(Interface dataset entries)
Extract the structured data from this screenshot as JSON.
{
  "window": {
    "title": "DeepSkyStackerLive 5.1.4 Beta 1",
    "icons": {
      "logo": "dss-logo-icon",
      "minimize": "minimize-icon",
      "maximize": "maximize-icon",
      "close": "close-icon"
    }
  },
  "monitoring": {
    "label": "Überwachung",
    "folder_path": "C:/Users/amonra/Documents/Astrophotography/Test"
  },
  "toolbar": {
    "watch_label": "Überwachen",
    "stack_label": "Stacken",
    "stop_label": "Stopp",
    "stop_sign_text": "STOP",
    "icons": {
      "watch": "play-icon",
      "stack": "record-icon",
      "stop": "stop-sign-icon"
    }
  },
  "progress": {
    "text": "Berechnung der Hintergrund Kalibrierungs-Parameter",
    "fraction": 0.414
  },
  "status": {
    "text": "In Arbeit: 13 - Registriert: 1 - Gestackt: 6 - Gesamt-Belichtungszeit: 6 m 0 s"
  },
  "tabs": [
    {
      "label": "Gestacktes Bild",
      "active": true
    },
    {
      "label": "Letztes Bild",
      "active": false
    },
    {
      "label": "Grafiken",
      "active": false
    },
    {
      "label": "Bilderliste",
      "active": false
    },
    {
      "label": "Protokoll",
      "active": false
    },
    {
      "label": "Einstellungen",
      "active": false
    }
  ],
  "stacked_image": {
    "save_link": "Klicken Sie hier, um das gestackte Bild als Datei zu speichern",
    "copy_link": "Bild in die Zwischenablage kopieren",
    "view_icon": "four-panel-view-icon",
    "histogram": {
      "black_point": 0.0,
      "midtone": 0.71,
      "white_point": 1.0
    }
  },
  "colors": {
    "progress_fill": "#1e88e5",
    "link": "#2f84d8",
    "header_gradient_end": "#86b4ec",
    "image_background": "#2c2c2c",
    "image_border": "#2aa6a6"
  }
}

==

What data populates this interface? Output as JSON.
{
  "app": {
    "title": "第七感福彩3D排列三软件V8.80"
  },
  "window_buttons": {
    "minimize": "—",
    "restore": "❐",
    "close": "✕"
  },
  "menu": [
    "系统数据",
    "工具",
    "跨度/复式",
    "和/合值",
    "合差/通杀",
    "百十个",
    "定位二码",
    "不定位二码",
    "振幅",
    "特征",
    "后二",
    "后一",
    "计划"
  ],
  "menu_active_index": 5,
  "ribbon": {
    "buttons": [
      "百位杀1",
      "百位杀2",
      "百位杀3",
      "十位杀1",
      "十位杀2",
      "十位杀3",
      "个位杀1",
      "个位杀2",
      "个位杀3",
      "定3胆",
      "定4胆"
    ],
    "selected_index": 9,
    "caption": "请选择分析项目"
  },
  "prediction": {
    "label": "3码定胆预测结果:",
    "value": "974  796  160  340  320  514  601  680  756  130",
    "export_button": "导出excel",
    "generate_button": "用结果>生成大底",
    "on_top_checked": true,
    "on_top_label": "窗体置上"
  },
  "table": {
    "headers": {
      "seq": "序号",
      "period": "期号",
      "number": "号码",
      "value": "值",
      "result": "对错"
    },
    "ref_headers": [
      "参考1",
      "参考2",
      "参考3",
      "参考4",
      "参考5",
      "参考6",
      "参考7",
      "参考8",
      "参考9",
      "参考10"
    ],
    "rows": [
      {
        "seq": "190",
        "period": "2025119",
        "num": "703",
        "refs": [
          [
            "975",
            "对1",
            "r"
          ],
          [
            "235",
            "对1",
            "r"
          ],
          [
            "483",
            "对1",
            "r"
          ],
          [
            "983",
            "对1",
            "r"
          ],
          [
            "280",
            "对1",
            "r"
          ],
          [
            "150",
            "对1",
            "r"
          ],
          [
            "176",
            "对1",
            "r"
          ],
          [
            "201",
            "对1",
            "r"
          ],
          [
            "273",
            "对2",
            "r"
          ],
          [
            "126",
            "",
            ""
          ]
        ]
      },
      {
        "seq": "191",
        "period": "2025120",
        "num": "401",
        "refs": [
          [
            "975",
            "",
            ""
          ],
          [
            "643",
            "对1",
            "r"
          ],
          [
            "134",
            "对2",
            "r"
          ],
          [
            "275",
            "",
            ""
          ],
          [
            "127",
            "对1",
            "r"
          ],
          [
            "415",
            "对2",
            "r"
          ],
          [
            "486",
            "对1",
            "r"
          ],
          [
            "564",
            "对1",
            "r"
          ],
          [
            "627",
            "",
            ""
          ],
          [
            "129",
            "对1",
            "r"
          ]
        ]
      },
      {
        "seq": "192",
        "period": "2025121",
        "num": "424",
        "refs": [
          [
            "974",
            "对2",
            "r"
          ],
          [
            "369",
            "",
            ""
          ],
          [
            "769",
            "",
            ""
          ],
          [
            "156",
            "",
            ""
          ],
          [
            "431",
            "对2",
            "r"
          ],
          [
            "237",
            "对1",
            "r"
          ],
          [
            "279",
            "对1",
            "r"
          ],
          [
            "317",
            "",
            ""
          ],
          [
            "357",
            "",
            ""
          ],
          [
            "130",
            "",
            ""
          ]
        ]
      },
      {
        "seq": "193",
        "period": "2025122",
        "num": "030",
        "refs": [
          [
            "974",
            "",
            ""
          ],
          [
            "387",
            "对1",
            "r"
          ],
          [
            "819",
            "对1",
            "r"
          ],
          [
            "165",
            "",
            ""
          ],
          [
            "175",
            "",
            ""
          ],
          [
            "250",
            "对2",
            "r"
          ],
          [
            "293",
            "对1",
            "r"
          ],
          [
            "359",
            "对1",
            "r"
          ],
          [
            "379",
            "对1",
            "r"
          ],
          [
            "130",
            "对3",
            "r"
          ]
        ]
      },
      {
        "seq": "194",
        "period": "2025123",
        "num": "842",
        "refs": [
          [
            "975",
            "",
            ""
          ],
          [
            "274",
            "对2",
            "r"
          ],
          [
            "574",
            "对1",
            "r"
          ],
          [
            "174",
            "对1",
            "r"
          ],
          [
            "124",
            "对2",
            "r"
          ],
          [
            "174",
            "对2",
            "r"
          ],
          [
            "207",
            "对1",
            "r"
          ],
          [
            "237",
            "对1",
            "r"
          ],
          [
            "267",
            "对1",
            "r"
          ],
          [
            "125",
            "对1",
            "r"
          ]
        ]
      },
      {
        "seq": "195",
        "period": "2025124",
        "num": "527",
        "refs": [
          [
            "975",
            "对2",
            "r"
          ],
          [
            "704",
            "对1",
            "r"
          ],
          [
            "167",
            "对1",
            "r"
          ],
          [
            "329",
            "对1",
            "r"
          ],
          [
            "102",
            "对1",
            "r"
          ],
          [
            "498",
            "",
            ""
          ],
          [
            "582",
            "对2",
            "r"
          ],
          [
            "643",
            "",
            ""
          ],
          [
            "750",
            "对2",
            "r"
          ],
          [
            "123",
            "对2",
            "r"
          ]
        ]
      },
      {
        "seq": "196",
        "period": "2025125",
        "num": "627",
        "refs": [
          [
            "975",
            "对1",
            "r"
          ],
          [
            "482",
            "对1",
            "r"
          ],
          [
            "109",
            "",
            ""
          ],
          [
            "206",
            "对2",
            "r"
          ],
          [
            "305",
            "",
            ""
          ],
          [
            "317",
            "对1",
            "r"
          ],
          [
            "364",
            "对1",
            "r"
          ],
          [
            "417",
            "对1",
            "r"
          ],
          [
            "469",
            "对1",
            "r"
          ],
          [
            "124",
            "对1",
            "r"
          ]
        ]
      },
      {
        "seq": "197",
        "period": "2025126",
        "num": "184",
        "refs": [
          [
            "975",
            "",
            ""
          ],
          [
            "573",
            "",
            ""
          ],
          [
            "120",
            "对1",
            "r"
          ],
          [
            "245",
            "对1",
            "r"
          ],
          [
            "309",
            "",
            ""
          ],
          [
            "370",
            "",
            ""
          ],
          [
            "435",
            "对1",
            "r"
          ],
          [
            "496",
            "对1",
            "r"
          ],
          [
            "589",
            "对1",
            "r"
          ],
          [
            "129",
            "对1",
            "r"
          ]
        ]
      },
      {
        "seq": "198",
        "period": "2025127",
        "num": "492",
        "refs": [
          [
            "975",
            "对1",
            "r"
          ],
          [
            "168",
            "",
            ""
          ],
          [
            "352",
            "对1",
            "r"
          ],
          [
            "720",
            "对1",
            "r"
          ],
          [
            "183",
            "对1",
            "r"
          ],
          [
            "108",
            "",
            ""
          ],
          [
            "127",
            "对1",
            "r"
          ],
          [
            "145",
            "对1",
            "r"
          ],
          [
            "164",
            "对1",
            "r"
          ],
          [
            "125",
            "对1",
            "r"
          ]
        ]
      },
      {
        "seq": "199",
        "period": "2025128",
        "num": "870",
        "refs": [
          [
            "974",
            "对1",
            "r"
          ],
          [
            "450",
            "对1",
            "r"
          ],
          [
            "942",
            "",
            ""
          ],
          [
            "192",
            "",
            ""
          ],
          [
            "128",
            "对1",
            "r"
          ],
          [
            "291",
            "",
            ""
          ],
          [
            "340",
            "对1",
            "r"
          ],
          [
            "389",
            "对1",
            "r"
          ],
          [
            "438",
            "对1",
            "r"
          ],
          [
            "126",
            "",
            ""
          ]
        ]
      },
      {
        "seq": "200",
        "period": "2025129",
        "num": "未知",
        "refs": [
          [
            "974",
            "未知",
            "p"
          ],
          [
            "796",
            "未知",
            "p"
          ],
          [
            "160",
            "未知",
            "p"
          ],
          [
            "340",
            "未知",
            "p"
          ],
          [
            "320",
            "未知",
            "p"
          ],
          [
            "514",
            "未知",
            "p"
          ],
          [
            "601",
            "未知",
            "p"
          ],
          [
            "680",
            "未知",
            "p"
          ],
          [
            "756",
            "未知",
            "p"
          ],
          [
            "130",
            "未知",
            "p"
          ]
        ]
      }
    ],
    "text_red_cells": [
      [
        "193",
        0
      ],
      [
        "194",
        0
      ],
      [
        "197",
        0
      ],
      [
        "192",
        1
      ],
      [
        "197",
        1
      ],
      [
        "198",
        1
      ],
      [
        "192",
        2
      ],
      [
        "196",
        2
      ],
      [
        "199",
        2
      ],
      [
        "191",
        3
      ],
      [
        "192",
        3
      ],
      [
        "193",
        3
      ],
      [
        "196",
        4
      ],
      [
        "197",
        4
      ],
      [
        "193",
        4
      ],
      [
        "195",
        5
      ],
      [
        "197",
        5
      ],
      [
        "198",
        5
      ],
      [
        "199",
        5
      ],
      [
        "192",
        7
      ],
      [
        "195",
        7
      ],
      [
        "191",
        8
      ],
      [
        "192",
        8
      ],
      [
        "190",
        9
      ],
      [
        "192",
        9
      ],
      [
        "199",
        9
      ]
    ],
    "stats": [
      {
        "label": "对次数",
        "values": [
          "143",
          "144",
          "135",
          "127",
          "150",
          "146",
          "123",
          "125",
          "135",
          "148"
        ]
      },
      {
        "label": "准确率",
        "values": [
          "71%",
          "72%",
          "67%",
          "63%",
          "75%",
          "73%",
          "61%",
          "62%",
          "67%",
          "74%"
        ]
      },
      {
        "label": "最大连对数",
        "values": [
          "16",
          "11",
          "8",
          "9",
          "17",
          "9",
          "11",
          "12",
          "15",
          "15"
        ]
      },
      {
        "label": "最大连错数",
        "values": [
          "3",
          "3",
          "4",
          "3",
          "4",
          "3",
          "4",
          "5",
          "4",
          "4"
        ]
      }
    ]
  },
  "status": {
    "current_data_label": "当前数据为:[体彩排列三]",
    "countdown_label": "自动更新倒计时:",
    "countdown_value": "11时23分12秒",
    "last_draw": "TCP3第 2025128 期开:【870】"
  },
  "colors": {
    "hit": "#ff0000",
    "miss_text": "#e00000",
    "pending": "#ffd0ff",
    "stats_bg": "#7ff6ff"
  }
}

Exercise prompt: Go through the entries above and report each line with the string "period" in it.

Result below:
      "period": "期号",
        "period": "2025119",
        "period": "2025120",
        "period": "2025121",
        "period": "2025122",
        "period": "2025123",
        "period": "2025124",
        "period": "2025125",
        "period": "2025126",
        "period": "2025127",
        "period": "2025128",
        "period": "2025129",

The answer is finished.